Start of Data records
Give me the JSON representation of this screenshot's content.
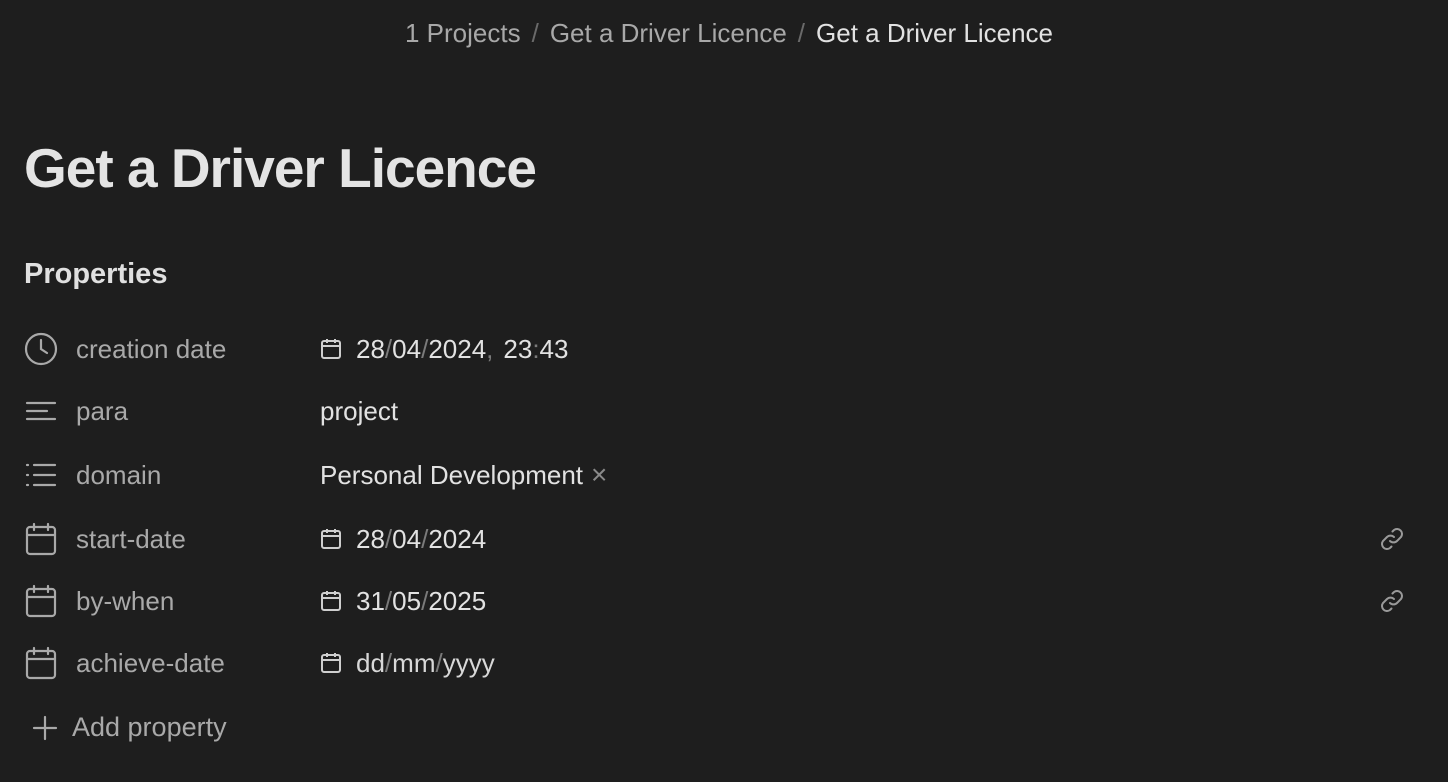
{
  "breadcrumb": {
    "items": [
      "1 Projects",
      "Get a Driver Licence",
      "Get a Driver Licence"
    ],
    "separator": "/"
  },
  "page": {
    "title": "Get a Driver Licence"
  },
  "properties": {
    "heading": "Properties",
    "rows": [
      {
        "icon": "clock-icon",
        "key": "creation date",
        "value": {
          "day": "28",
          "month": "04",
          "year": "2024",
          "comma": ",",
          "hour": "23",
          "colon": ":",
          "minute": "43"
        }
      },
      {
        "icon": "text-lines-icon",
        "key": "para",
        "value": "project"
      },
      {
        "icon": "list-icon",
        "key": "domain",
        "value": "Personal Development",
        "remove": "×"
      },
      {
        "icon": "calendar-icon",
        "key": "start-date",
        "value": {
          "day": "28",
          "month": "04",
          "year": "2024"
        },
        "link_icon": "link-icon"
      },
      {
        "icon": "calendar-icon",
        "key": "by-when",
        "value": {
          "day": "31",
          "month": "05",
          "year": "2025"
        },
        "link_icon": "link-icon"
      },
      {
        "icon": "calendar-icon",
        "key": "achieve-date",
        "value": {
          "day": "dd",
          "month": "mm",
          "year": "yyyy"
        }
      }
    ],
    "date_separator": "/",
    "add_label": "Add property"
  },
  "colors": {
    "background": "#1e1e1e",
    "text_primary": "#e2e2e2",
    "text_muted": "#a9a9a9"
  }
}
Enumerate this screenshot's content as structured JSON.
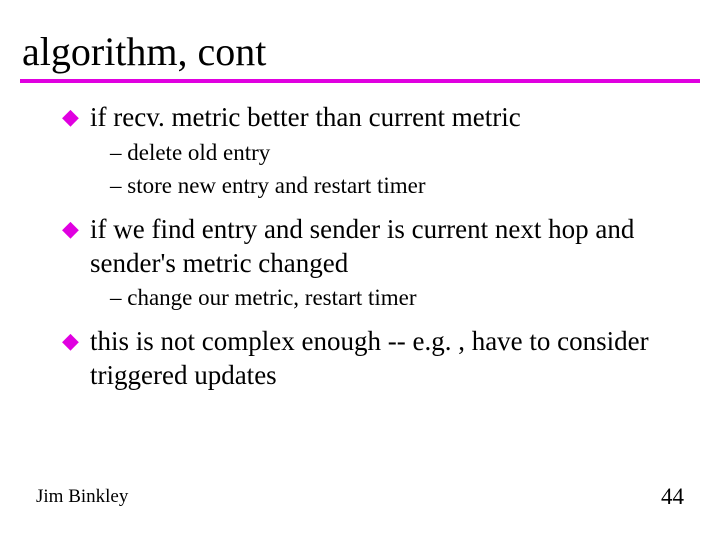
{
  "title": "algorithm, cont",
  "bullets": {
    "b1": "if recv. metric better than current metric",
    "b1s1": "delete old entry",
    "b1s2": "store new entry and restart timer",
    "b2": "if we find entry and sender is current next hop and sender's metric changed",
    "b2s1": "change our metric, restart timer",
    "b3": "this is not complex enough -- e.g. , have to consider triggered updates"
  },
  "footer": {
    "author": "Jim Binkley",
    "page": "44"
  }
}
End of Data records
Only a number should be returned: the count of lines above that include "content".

### Expected answer
2